There are a few other possibilities that could explain the look of the Rekhmire tomb elephant though. I said earlier that its large tusks demonstrate adult status, and hence show that it can’t be a juvenile Asian elephant. But maybe, just maybe, the painting could depict a freak juvenile Elephas that precociously developed large tusks. We know that African forest elephants L. cyclotis can be precocious in terms of tusk growth (this may partly explain sightings of alleged Pygmy elephants)*. Any such individual would perhaps be regarded as an unusual thing of interest and value. And there’s also the possibility that the animal depicts an individual from another late-surviving dwarf population that we don’t know about. Some of the extinct Mediterranean dwarf elephants are now suspected of being dwarf mammoths (as in, members of Mammuthus) rather than species of Elephas/Palaeoloxodon and, in life, these animals might indeed have looked more like the hairy, dome-skulled animal in Rekhmire’s tomb [the photo of the section of the painting below is by N. Douek Galante, from Masseti (2001)].
* Indeed White (1994) suggested that the Rekhmire tomb elephant could depict a miniature African elephant.
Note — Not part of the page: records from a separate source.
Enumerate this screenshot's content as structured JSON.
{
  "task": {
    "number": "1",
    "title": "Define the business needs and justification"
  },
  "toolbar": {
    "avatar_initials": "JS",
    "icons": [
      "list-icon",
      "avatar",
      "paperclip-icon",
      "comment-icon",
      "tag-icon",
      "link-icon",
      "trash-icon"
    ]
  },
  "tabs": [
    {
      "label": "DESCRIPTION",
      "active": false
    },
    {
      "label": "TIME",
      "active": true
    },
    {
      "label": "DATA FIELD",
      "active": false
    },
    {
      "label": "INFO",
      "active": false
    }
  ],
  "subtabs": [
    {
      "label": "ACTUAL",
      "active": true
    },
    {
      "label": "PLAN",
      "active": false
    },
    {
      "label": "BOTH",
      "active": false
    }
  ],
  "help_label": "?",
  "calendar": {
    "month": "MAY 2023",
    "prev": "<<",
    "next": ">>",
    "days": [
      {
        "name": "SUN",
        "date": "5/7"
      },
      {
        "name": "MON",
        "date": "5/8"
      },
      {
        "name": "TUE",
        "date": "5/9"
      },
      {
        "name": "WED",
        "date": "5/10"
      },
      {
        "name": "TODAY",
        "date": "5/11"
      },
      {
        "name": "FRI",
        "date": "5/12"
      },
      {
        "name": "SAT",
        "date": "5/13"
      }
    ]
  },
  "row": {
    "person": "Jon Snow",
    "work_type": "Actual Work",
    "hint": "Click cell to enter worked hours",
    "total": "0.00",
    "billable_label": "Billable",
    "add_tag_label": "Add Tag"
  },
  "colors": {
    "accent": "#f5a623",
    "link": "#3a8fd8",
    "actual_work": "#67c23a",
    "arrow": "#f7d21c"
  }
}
At first site this looks unlikely to be right in view of the Rekhmire elephant’s hairiness, highly convex back and domed head. But you could play devil’s advocate: maybe the artist screwed up (after all, none of the features are as clear as we might like), and is the animal really shown as being hairy? Maybe those lines are meant to be wrinkles. And African elephants can be very brown-skinned.
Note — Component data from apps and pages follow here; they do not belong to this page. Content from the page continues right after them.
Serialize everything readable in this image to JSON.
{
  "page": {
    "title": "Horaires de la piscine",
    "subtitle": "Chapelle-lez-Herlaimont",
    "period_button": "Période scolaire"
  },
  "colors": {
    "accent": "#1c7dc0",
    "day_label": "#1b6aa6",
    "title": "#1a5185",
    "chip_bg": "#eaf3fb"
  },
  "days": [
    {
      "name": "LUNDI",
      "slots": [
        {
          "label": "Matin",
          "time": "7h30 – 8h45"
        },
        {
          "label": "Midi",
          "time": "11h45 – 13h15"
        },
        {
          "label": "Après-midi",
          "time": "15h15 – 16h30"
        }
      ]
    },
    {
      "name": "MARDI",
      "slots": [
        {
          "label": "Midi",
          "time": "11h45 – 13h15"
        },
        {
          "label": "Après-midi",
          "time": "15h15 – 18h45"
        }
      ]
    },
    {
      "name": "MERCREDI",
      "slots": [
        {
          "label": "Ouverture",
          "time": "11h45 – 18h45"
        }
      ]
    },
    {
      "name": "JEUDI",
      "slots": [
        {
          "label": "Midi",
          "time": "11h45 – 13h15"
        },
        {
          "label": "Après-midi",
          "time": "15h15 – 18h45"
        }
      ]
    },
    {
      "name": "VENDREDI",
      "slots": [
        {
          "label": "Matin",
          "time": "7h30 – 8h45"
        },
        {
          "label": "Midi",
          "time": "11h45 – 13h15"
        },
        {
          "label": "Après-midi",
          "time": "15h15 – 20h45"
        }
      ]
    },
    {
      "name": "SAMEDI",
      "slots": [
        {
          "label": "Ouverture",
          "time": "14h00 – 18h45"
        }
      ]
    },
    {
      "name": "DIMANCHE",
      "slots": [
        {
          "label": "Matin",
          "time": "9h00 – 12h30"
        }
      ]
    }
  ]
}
As is so often the case with pieces of evidence like this, it’s likely that we may never know the truth of the matter. But not only is it fun to speculate, our speculations can mean that we gradually winnow away the possibilities and perhaps get closer to the truth. The notion that ancient Egyptians could have gotten hold of dwarf Mediterranean elephants, for example, is more likely than the more incredible suggestion that they somehow had access to those from a Siberian island.
One more thing to note: at the time of writing I haven’t seen Alexandra van der Geer et al.’s 2010 book Evolution of Island Mammals: Adaptation and Extinction of Placental Mammals on Islands. It may well contain some very relevant and interesting material on dwarf, island-endemic Mediterranean elephants that I should be noting and citing. Hey, if I had the book here, that’s exactly what I would be doing. But I don’t.
Refs – –
Caloi, L. &. & Palombo, M. R. 2000. Dwarf elephants of the past. In Shoshani, J. (ed) Elephants. Checkmark Books (New York), pp. 60-63.
Guthrie, R. D. 2004. Radiocarbon evidence of mid-Holocene mammoths stranded on an Alaskan Bering Sea island. Nature 429, 746-749.
Masseti, M. 2001. Did endemic dwarf elephants survive on Mediterranean islands up to protohistorical times? In The World of Elephants – International Congress, Rome 2001, pp. 402-406.
Rosen, B. (1994). Mammoths in ancient Egypt? Nature, 369 (6479), 364-364 DOI: 10.1038/369364b0
Vartanyan, S. L., Garutt, V. E. & Sher, A. V. 1993. Holocene dwarf mammoths from Wrangel Island in the Siberian Arctic. Nature 362, 337-340.